Where do you see audiology in 10 years?
I would like to see audiology as completely autonomous and the entry point for hearing healthcare. I would love to see the majority of audiologists in private practice and working in conjunction with ENT doctors, not for them. Something also needs to be done about internet hearing aid sales. Currently, the view of the public is that buying a hearing aid is like buying a television. But it is a medical device. Would you buy an artificial leg from Costco or Best Buy or the internet? Probably not! Why would you treat your hearing that way? However, changing the perspective of the patients is important before the internet sales really can be limited.
What types of outreach/volunteer work do you do, if any?
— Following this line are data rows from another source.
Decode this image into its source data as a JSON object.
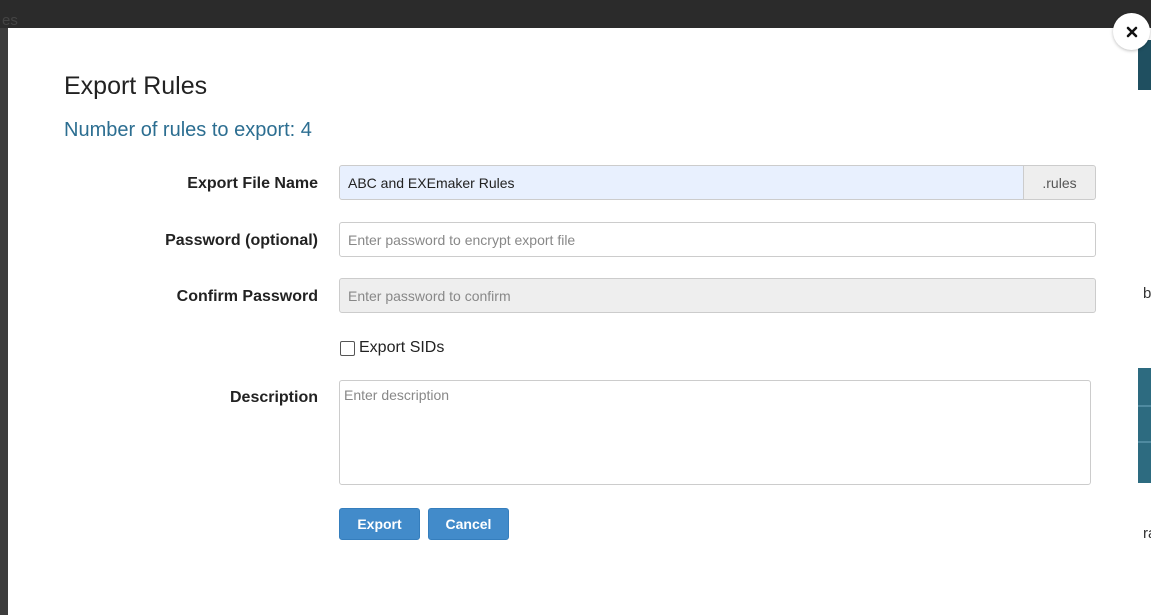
{
  "modal": {
    "title": "Export Rules",
    "subtitle": "Number of rules to export: 4",
    "close_icon": "close-icon"
  },
  "form": {
    "file_name": {
      "label": "Export File Name",
      "value": "ABC and EXEmaker Rules",
      "suffix": ".rules"
    },
    "password": {
      "label": "Password (optional)",
      "placeholder": "Enter password to encrypt export file"
    },
    "confirm_password": {
      "label": "Confirm Password",
      "placeholder": "Enter password to confirm"
    },
    "export_sids": {
      "label": "Export SIDs",
      "checked": false
    },
    "description": {
      "label": "Description",
      "placeholder": "Enter description"
    }
  },
  "buttons": {
    "export": "Export",
    "cancel": "Cancel"
  },
  "background": {
    "fragments": [
      "es",
      "bl",
      "ra"
    ]
  },
  "colors": {
    "subtitle": "#2c6e91",
    "button": "#428bca",
    "filename_bg": "#e8f0fe"
  }
}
Who has time for outreach with a small child and full time five day per week job? I have, unfortunately, not been as involved as I once hoped. My husband and I are active in our church. But most importantly we want to be active in our family and son’s life. Most of our family (Moms, Dads and siblings) live hours away. We travel to see them and keep involved in their lives. I feel there will be a time for audiology outreach in a few years, probably after completing our family and all our children are in school.
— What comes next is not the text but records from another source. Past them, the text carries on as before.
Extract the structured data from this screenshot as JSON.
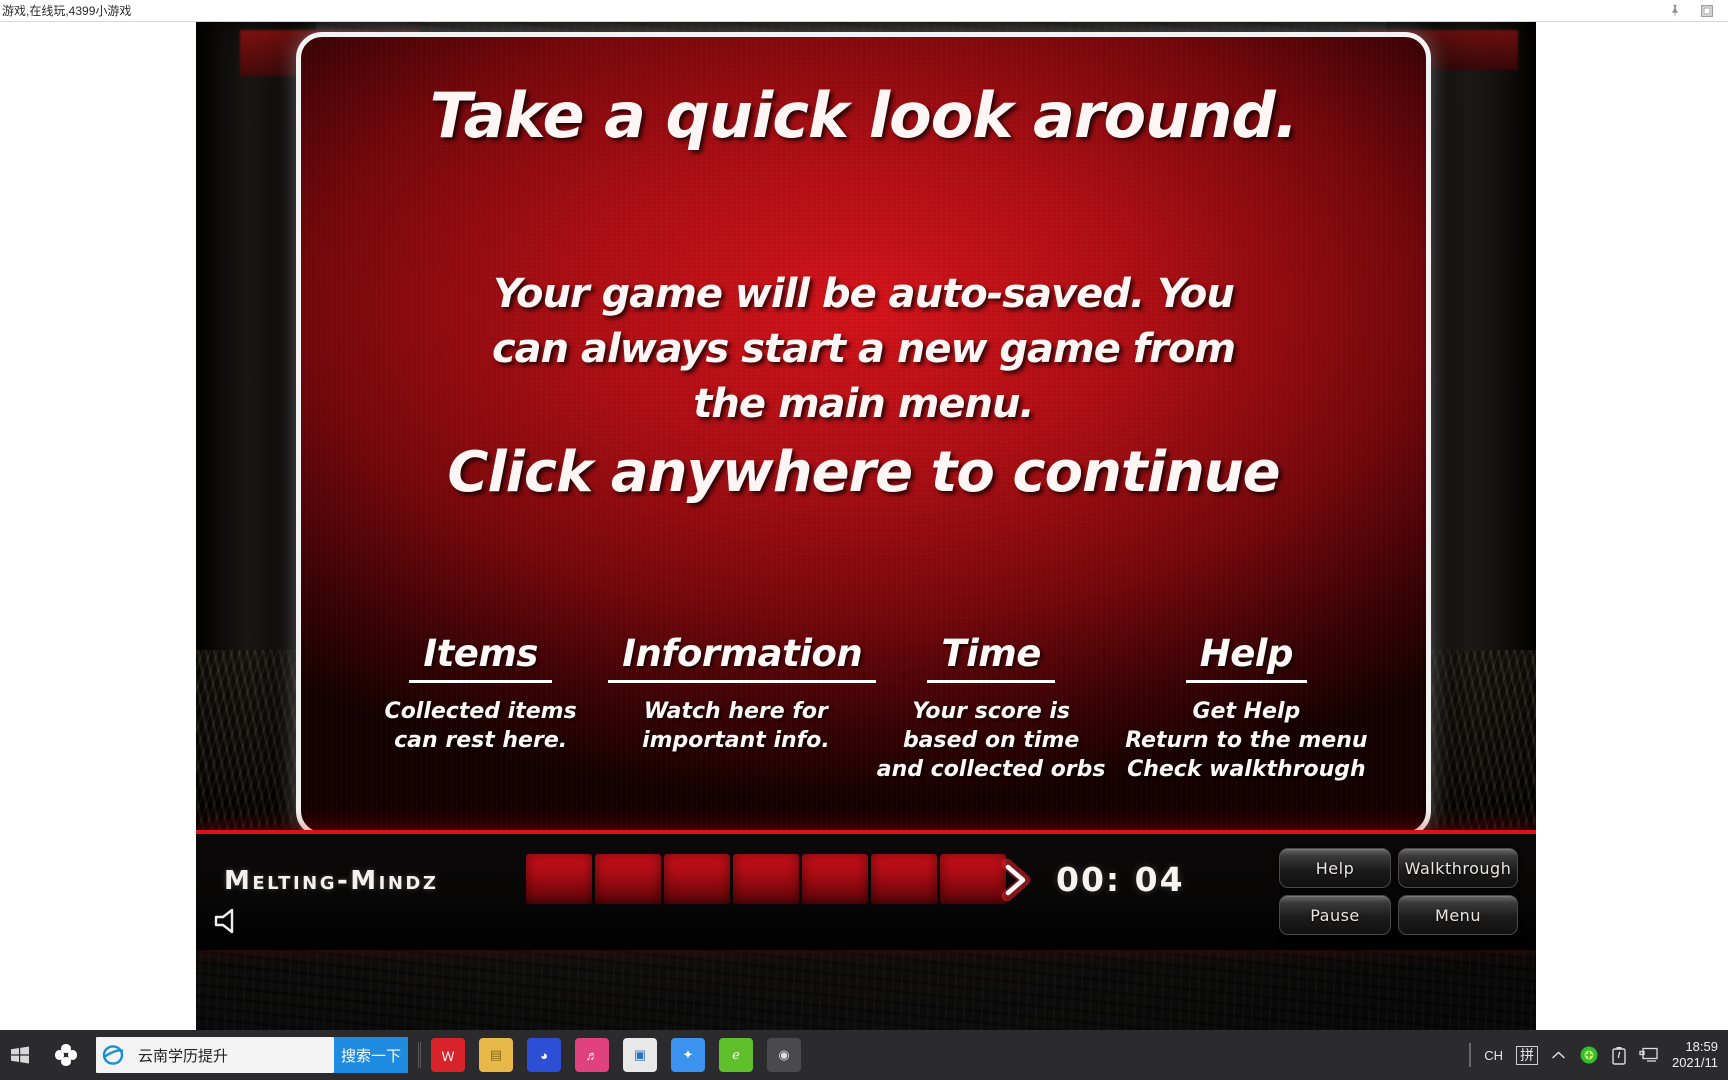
{
  "browser": {
    "title": "游戏,在线玩,4399小游戏",
    "pin_icon": "pin-icon",
    "restore_icon": "restore-icon"
  },
  "dialog": {
    "title": "Take a quick look around.",
    "body": "Your game will be auto-saved. You can always start a new game from the main menu.",
    "cta": "Click anywhere to continue",
    "callouts": [
      {
        "heading": "Items",
        "desc": "Collected items\ncan rest here."
      },
      {
        "heading": "Information",
        "desc": "Watch here for\nimportant info."
      },
      {
        "heading": "Time",
        "desc": "Your score is\nbased on time\nand collected orbs"
      },
      {
        "heading": "Help",
        "desc": "Get Help\nReturn to the menu\nCheck walkthrough"
      }
    ]
  },
  "hud": {
    "logo": "Melting-Mindz",
    "speaker_icon": "speaker-icon",
    "next_arrow_icon": "chevron-right-icon",
    "timer": "00: 04",
    "inventory_slots": 7,
    "buttons": [
      {
        "label": "Help"
      },
      {
        "label": "Walkthrough"
      },
      {
        "label": "Pause"
      },
      {
        "label": "Menu"
      }
    ],
    "accent_color": "#e01018"
  },
  "taskbar": {
    "start_icon": "windows-start-icon",
    "cortana_icon": "cortana-circle-icon",
    "search": {
      "engine_icon": "internet-explorer-icon",
      "value": "云南学历提升",
      "button_label": "搜索一下"
    },
    "apps": [
      {
        "name": "wps-office-icon",
        "glyph": "Ｗ",
        "color": "#d9232b",
        "active": false
      },
      {
        "name": "file-explorer-icon",
        "glyph": "▤",
        "color": "#e8b84b",
        "active": false
      },
      {
        "name": "browser-360-icon",
        "glyph": "◕",
        "color": "#2c4fd6",
        "active": false
      },
      {
        "name": "music-app-icon",
        "glyph": "♬",
        "color": "#e0427e",
        "active": false
      },
      {
        "name": "news-app-icon",
        "glyph": "▣",
        "color": "#e8e8e8",
        "active": false
      },
      {
        "name": "bird-app-icon",
        "glyph": "✦",
        "color": "#3b92ef",
        "active": false
      },
      {
        "name": "green-browser-icon",
        "glyph": "ℯ",
        "color": "#5fc02c",
        "active": false
      },
      {
        "name": "obs-studio-icon",
        "glyph": "◉",
        "color": "#2d2d2d",
        "active": true
      }
    ],
    "tray": {
      "language": "CH",
      "ime": "拼",
      "overflow_icon": "chevron-up-icon",
      "antivirus_icon": "shield-green-icon",
      "battery_icon": "battery-icon",
      "network_icon": "monitor-icon",
      "time": "18:59",
      "date": "2021/11"
    }
  }
}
Do you have family? If so, do you have enough time to spend with them?
Yes, I have a wonderful and supportive husband and a one year old son. I don’t think anybody who works a career really spends as much time as they really want with their families. I was 26 years old when I decided to return to school. The idea of a career and graduate degree sounded great to me. I had no boyfriend, no prospects for a husband or family. I met my husband in my last year of school and we were married nine months after graduation. We make the most of our time we do have, whether in the evenings for several hours or the weekends. But, with student loans and the price of daycare, I have to work and use my ridiculously expensive degree. I do love being an audiologist and would not go back. If times were right, I would work part time. Maybe someday!
Do you have any final piece of advice for students interested in pursuing audiology as a career?
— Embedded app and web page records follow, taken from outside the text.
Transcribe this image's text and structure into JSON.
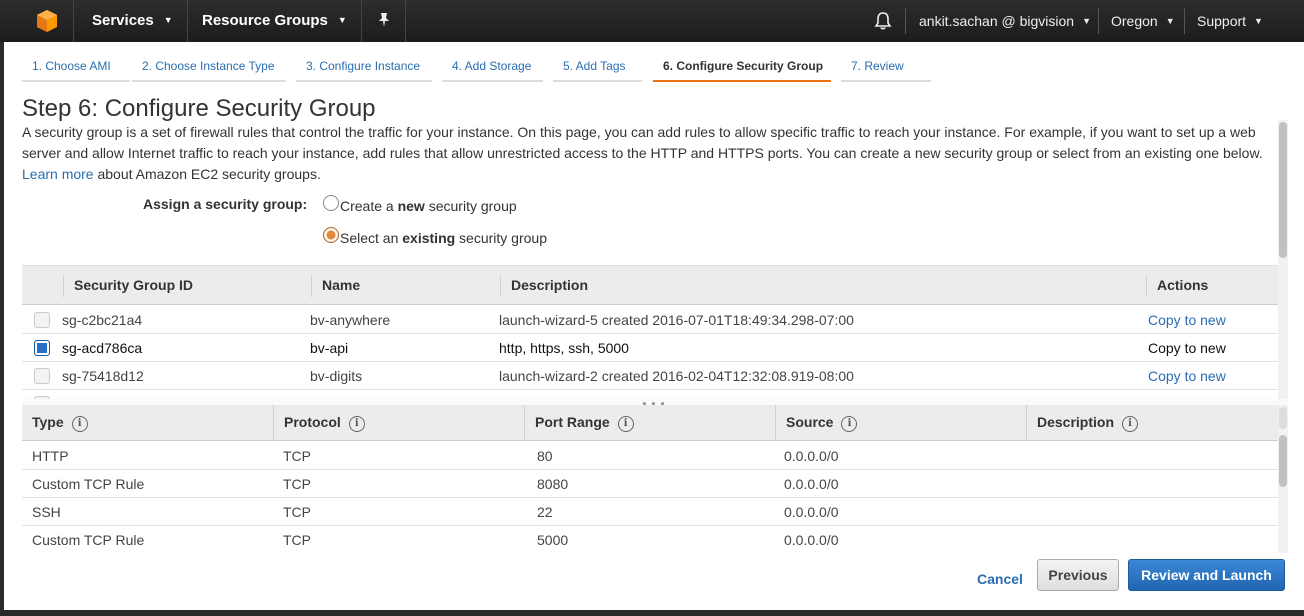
{
  "topbar": {
    "services_label": "Services",
    "resource_groups_label": "Resource Groups",
    "account_label": "ankit.sachan @ bigvision",
    "region_label": "Oregon",
    "support_label": "Support",
    "caret": "▼"
  },
  "wizard": {
    "tabs": [
      {
        "label": "1. Choose AMI"
      },
      {
        "label": "2. Choose Instance Type"
      },
      {
        "label": "3. Configure Instance"
      },
      {
        "label": "4. Add Storage"
      },
      {
        "label": "5. Add Tags"
      },
      {
        "label": "6. Configure Security Group"
      },
      {
        "label": "7. Review"
      }
    ],
    "active_tab": 5
  },
  "page": {
    "title": "Step 6: Configure Security Group",
    "intro_text": "A security group is a set of firewall rules that control the traffic for your instance. On this page, you can add rules to allow specific traffic to reach your instance. For example, if you want to set up a web server and allow Internet traffic to reach your instance, add rules that allow unrestricted access to the HTTP and HTTPS ports. You can create a new security group or select from an existing one below.",
    "learn_more": "Learn more",
    "intro_suffix": "about Amazon EC2 security groups."
  },
  "assign": {
    "label": "Assign a security group:",
    "option_new_pre": "Create a ",
    "option_new_bold": "new",
    "option_new_post": " security group",
    "option_existing_pre": "Select an ",
    "option_existing_bold": "existing",
    "option_existing_post": " security group",
    "selected": "existing"
  },
  "security_groups": {
    "headers": {
      "id": "Security Group ID",
      "name": "Name",
      "description": "Description",
      "actions": "Actions"
    },
    "rows": [
      {
        "id": "sg-c2bc21a4",
        "name": "bv-anywhere",
        "description": "launch-wizard-5 created 2016-07-01T18:49:34.298-07:00",
        "action": "Copy to new",
        "checked": false
      },
      {
        "id": "sg-acd786ca",
        "name": "bv-api",
        "description": "http, https, ssh, 5000",
        "action": "Copy to new",
        "checked": true
      },
      {
        "id": "sg-75418d12",
        "name": "bv-digits",
        "description": "launch-wizard-2 created 2016-02-04T12:32:08.919-08:00",
        "action": "Copy to new",
        "checked": false
      }
    ]
  },
  "rules": {
    "headers": {
      "type": "Type",
      "protocol": "Protocol",
      "port_range": "Port Range",
      "source": "Source",
      "description": "Description"
    },
    "info_glyph": "i",
    "rows": [
      {
        "type": "HTTP",
        "protocol": "TCP",
        "port_range": "80",
        "source": "0.0.0.0/0"
      },
      {
        "type": "Custom TCP Rule",
        "protocol": "TCP",
        "port_range": "8080",
        "source": "0.0.0.0/0"
      },
      {
        "type": "SSH",
        "protocol": "TCP",
        "port_range": "22",
        "source": "0.0.0.0/0"
      },
      {
        "type": "Custom TCP Rule",
        "protocol": "TCP",
        "port_range": "5000",
        "source": "0.0.0.0/0"
      }
    ]
  },
  "footer": {
    "cancel_label": "Cancel",
    "previous_label": "Previous",
    "launch_label": "Review and Launch"
  },
  "colors": {
    "accent": "#ec7211",
    "link": "#2a6db0",
    "primary_button": "#2570c6"
  }
}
I would highly recommend figuring out the financial aspect of paying for graduate school first. I love audiology and what it brings to my life. With that being said, I am not a fan of feeling trapped in a job. I would have liked to have more freedom in my occupation and that is what I loved about audiology. You can work a few days a week and make a decent salary. Or you can own your own practice and have more vacation time. If you really like to work, you can always work in a hospital setting. But having the amount of student loans that I have forces me to get up five days a week and be away from my family. Our lives change and shift constantly. And where you are at in life when deciding to be an audiologist will change once you’re out of school. Make life easier on the other side of school by paying off tuition as you can. Look into schools which are in-state, where options for assistantships are plentiful, and look into every avenue for scholarships. Some hearing aid companies help and there are online websites dedicated to helping students pay for school. And if this is not available and you are still interested in being an audiologist, then keep the passion for it. It will make paying for the debt much more enjoyable.